The platform SDK makes it pretty easy for use to track changes to CME objects by means of a Conf Server Configuration instance, Protocol Management Service instance and an associated Event Broker instance to handle the following configuration server events:
The only extra thing to do is to register for notifications as shown in the code snippet below:
By setting the property “UseDeltaOptimization” to true in the Conf Server Configuration object this can be used as the basis for a Genesys Configuration audit and tracking tool. Life is a bit more complicated in reality since “EventObjectDeleted” only tells us the database ID (DBID) of what has been deleted so we need to keep an internal object cache to have full auditing – more of that in a later post.
Unfortunately although configuration server events tell us ‘What’ has changed, they do not tell us ‘Who’ made the change!
Registering for permissions events using a “RequestRegisterPermissionsNotification” does not help us either.
The required information is however contained on the Configuration Server log when the log level is set to trace. This information is also available in Solution Control Server logs and the log database when network logging is enabled. However trying to parse log files is a) resource intensive and b) not supported by Genesys!
There is a thread on the Genesys Discussion Forum about this (https://forums.genesyslab.com/showthread.php?t=894&highlight=username).
The answer to the problem is to configure alarm conditions in CME which match log events generated by Configuration Server. The relevant log events are 24200 (object created), 24201 (object changed) and 24202 (object deleted). These log events are defined in the ‘confserv.lms’ file in the configuration server installation folder:

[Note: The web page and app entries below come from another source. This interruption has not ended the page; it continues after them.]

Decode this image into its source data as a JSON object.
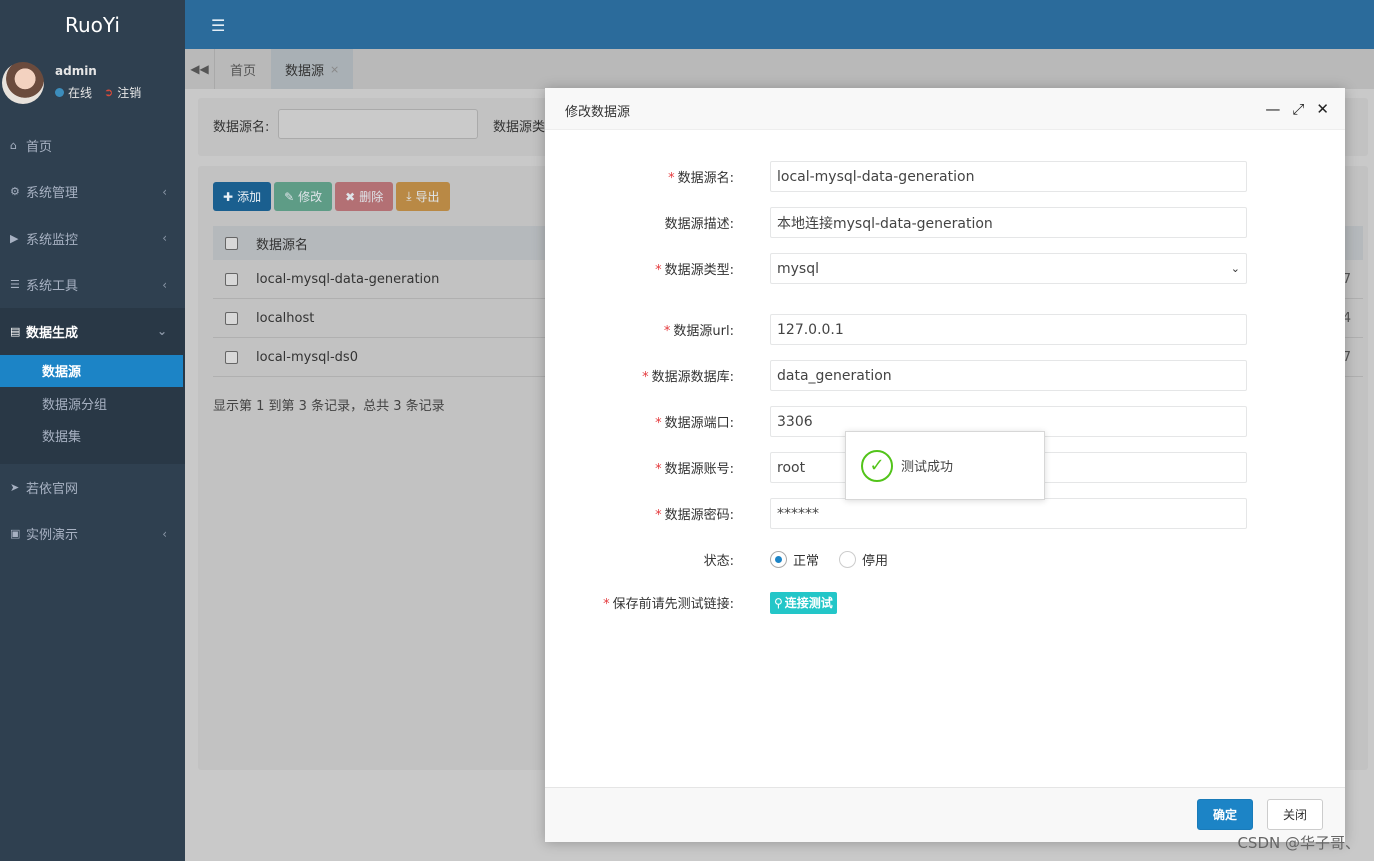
{
  "app": {
    "brand": "RuoYi"
  },
  "user": {
    "name": "admin",
    "status_online": "在线",
    "logout": "注销"
  },
  "sidebar": {
    "items": [
      {
        "label": "首页",
        "icon": "home-icon"
      },
      {
        "label": "系统管理",
        "icon": "gear-icon"
      },
      {
        "label": "系统监控",
        "icon": "video-icon"
      },
      {
        "label": "系统工具",
        "icon": "bars-icon"
      },
      {
        "label": "数据生成",
        "icon": "database-icon"
      },
      {
        "label": "若依官网",
        "icon": "send-icon"
      },
      {
        "label": "实例演示",
        "icon": "desktop-icon"
      }
    ],
    "sub_items": [
      {
        "label": "数据源"
      },
      {
        "label": "数据源分组"
      },
      {
        "label": "数据集"
      }
    ]
  },
  "tabs": [
    {
      "label": "首页"
    },
    {
      "label": "数据源"
    }
  ],
  "search": {
    "label_name": "数据源名:",
    "label_type": "数据源类"
  },
  "toolbar": {
    "add": "添加",
    "edit": "修改",
    "delete": "删除",
    "export": "导出"
  },
  "table": {
    "header": "数据源名",
    "rows": [
      {
        "name": "local-mysql-data-generation",
        "tail": "7"
      },
      {
        "name": "localhost",
        "tail": "4"
      },
      {
        "name": "local-mysql-ds0",
        "tail": "7"
      }
    ],
    "pager": "显示第 1 到第 3 条记录，总共 3 条记录"
  },
  "modal": {
    "title": "修改数据源",
    "fields": {
      "name": {
        "label": "数据源名:",
        "value": "local-mysql-data-generation"
      },
      "desc": {
        "label": "数据源描述:",
        "value": "本地连接mysql-data-generation"
      },
      "type": {
        "label": "数据源类型:",
        "value": "mysql"
      },
      "url": {
        "label": "数据源url:",
        "value": "127.0.0.1"
      },
      "database": {
        "label": "数据源数据库:",
        "value": "data_generation"
      },
      "port": {
        "label": "数据源端口:",
        "value": "3306"
      },
      "account": {
        "label": "数据源账号:",
        "value": "root"
      },
      "password": {
        "label": "数据源密码:",
        "value": "******"
      },
      "status": {
        "label": "状态:",
        "normal": "正常",
        "disabled": "停用"
      },
      "test": {
        "label": "保存前请先测试链接:",
        "button": "连接测试"
      }
    },
    "ok": "确定",
    "close": "关闭"
  },
  "toast": {
    "text": "测试成功"
  },
  "watermark": "CSDN @华子哥、",
  "colors": {
    "primary": "#1c84c6",
    "sidebar": "#2f4050",
    "info": "#23c6c8",
    "success": "#52c41a"
  }
}
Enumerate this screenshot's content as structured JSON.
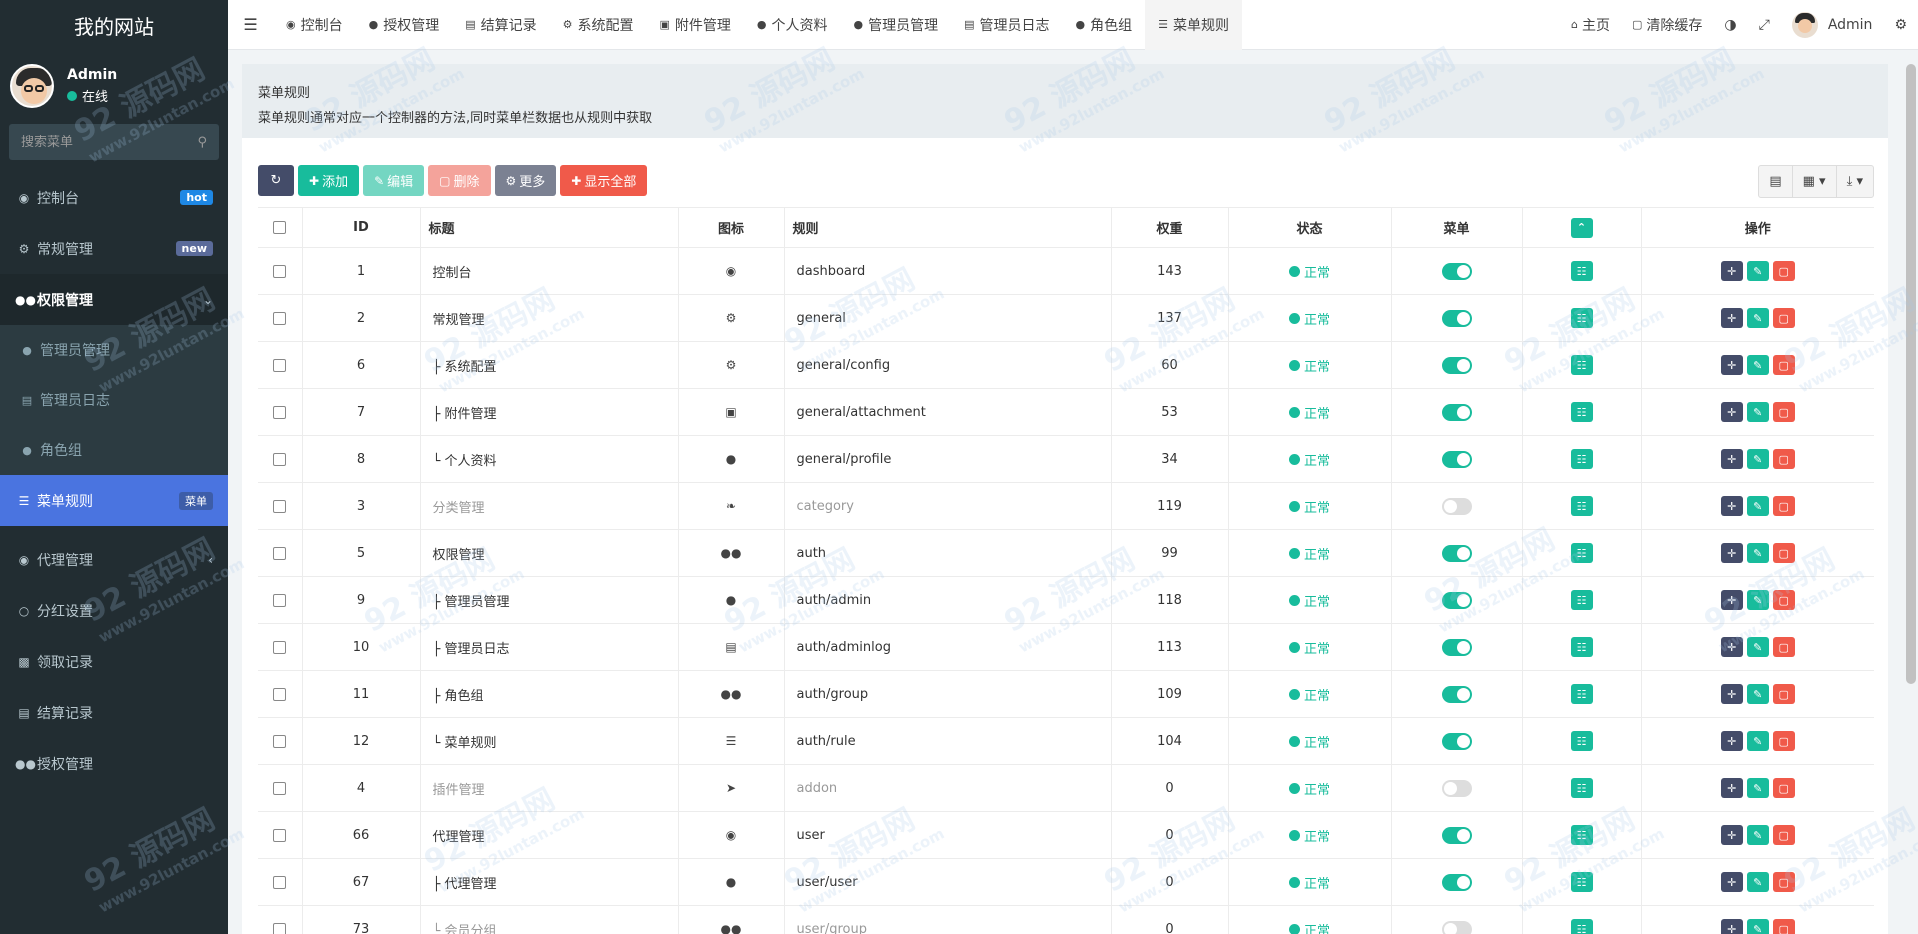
{
  "site": {
    "title": "我的网站"
  },
  "user": {
    "name": "Admin",
    "status": "在线"
  },
  "search": {
    "placeholder": "搜索菜单"
  },
  "sidebar": {
    "items": [
      {
        "label": "控制台",
        "icon": "dashboard-icon",
        "badge": "hot"
      },
      {
        "label": "常规管理",
        "icon": "cogs-icon",
        "badge": "new"
      },
      {
        "label": "权限管理",
        "icon": "group-icon"
      },
      {
        "label": "代理管理",
        "icon": "user-circle-icon"
      },
      {
        "label": "分红设置",
        "icon": "circle-icon"
      },
      {
        "label": "领取记录",
        "icon": "bar-chart-icon"
      },
      {
        "label": "结算记录",
        "icon": "list-alt-icon"
      },
      {
        "label": "授权管理",
        "icon": "group-icon"
      }
    ],
    "sub_items": [
      {
        "label": "管理员管理",
        "icon": "user-icon"
      },
      {
        "label": "管理员日志",
        "icon": "list-alt-icon"
      },
      {
        "label": "角色组",
        "icon": "group-icon"
      },
      {
        "label": "菜单规则",
        "icon": "bars-icon",
        "badge": "菜单"
      }
    ]
  },
  "navbar": {
    "tabs": [
      {
        "label": "控制台",
        "icon": "dashboard-icon"
      },
      {
        "label": "授权管理",
        "icon": "group-icon"
      },
      {
        "label": "结算记录",
        "icon": "list-alt-icon"
      },
      {
        "label": "系统配置",
        "icon": "cog-icon"
      },
      {
        "label": "附件管理",
        "icon": "file-image-icon"
      },
      {
        "label": "个人资料",
        "icon": "user-icon"
      },
      {
        "label": "管理员管理",
        "icon": "user-icon"
      },
      {
        "label": "管理员日志",
        "icon": "list-alt-icon"
      },
      {
        "label": "角色组",
        "icon": "group-icon"
      },
      {
        "label": "菜单规则",
        "icon": "bars-icon"
      }
    ],
    "home": "主页",
    "clear_cache": "清除缓存",
    "admin": "Admin"
  },
  "header": {
    "title": "菜单规则",
    "description": "菜单规则通常对应一个控制器的方法,同时菜单栏数据也从规则中获取"
  },
  "toolbar": {
    "add": "添加",
    "edit": "编辑",
    "delete": "删除",
    "more": "更多",
    "show_all": "显示全部"
  },
  "table": {
    "columns": [
      "ID",
      "标题",
      "图标",
      "规则",
      "权重",
      "状态",
      "菜单",
      "操作"
    ],
    "status_label": "正常",
    "rows": [
      {
        "id": "1",
        "title": "控制台",
        "icon": "dashboard-icon",
        "rule": "dashboard",
        "weigh": "143",
        "menu": true
      },
      {
        "id": "2",
        "title": "常规管理",
        "icon": "cogs-icon",
        "rule": "general",
        "weigh": "137",
        "menu": true
      },
      {
        "id": "6",
        "title": "├ 系统配置",
        "icon": "cog-icon",
        "rule": "general/config",
        "weigh": "60",
        "menu": true
      },
      {
        "id": "7",
        "title": "├ 附件管理",
        "icon": "file-image-icon",
        "rule": "general/attachment",
        "weigh": "53",
        "menu": true
      },
      {
        "id": "8",
        "title": "└ 个人资料",
        "icon": "user-icon",
        "rule": "general/profile",
        "weigh": "34",
        "menu": true
      },
      {
        "id": "3",
        "title": "分类管理",
        "icon": "leaf-icon",
        "rule": "category",
        "weigh": "119",
        "menu": false
      },
      {
        "id": "5",
        "title": "权限管理",
        "icon": "group-icon",
        "rule": "auth",
        "weigh": "99",
        "menu": true
      },
      {
        "id": "9",
        "title": "├ 管理员管理",
        "icon": "user-icon",
        "rule": "auth/admin",
        "weigh": "118",
        "menu": true
      },
      {
        "id": "10",
        "title": "├ 管理员日志",
        "icon": "list-alt-icon",
        "rule": "auth/adminlog",
        "weigh": "113",
        "menu": true
      },
      {
        "id": "11",
        "title": "├ 角色组",
        "icon": "group-icon",
        "rule": "auth/group",
        "weigh": "109",
        "menu": true
      },
      {
        "id": "12",
        "title": "└ 菜单规则",
        "icon": "bars-icon",
        "rule": "auth/rule",
        "weigh": "104",
        "menu": true
      },
      {
        "id": "4",
        "title": "插件管理",
        "icon": "rocket-icon",
        "rule": "addon",
        "weigh": "0",
        "menu": false
      },
      {
        "id": "66",
        "title": "代理管理",
        "icon": "user-circle-icon",
        "rule": "user",
        "weigh": "0",
        "menu": true
      },
      {
        "id": "67",
        "title": "├ 代理管理",
        "icon": "user-icon",
        "rule": "user/user",
        "weigh": "0",
        "menu": true
      },
      {
        "id": "73",
        "title": "└ 会员分组",
        "icon": "group-icon",
        "rule": "user/group",
        "weigh": "0",
        "menu": false
      }
    ]
  },
  "watermark": {
    "text": "92 源码网",
    "url": "www.92luntan.com"
  },
  "colors": {
    "accent": "#18bc9c",
    "sidebar": "#222d32",
    "active": "#4a74e0",
    "danger": "#f05a4a",
    "dark_btn": "#444c69"
  }
}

The good news is that these are standard level log events and we can prove that we get alarms by creating some alarm conditions in CME. The steps required are:
- Ensure that standard level network logging is enabled on Config Server:
- Create alarm conditions for each of the log events (24200, 24201 and 24202):
Putting the pieces together we need create a SCS Configuration instance, Protocol Management Service instance and an associated Event Broker instance to handle SCS “EventAlarmInfo” events. We also need to subscribe to Alarm Conditions:
When the SCS “EventAlarmInfo” event fires we can then parse the log message text using regular expressions to extract the object Type, object DBID and username of the CME person who changed the object.
Here is an example of a log message and some C# code to parse out the data:
Description = “Object: [CfgPerson], name [readc06], DBID:  is changed by client, type [SCE], name: [ConfigManager], user: [readc06]”
// Regex out the data
string pattern = @”\[(.*?)\]”;
MatchCollection matches = Regex.Matches(eventAlarmInfo.AlarmDescription.LogMessageText,pattern);
string data = new string[matches.Count];
for (int i = 0; i < matches.Count; i++)
data[i] = “”;
Match match = matches[i];
data[i] = match.Groups.ToString();
if (data.Length >= 6)
objectType = data;
objectName = data;
DBID = Convert.ToInt32(data);
clientType = data;
clientName = data;
username = data;
So that is it – well nearly. Solution Control Server is a bit too clever and will not raise additional alarms when there is an existing alarm condition and therefore we could lose log events relating to other configuration changes.
The Framework 8 Management User Guide states: “Once configured, an alarm condition automatically triggers an alarm in response to an occurrence of the log event on which the alarm condition is based. If the same log event occurs subsequently while the alarm is active, the clearance timeout is reset.”
I raised a support ticket to double check on this functionality and Genesys confimed that to disable this behaviour we would need to raise a new Feature Request.
The challenge therefore is to ensure that the cancel timeout on each alarm condition is high enough to see the log event and low enough not to miss new log events. The minimum we can set the cancel timeout is 1 second but to make the alarms fire reliability the cancel timeout needs to be 2 seconds which means we run the risk of losing events during bulk configuration changes for example when using configuration wizards.
This is something we can probably live with for now.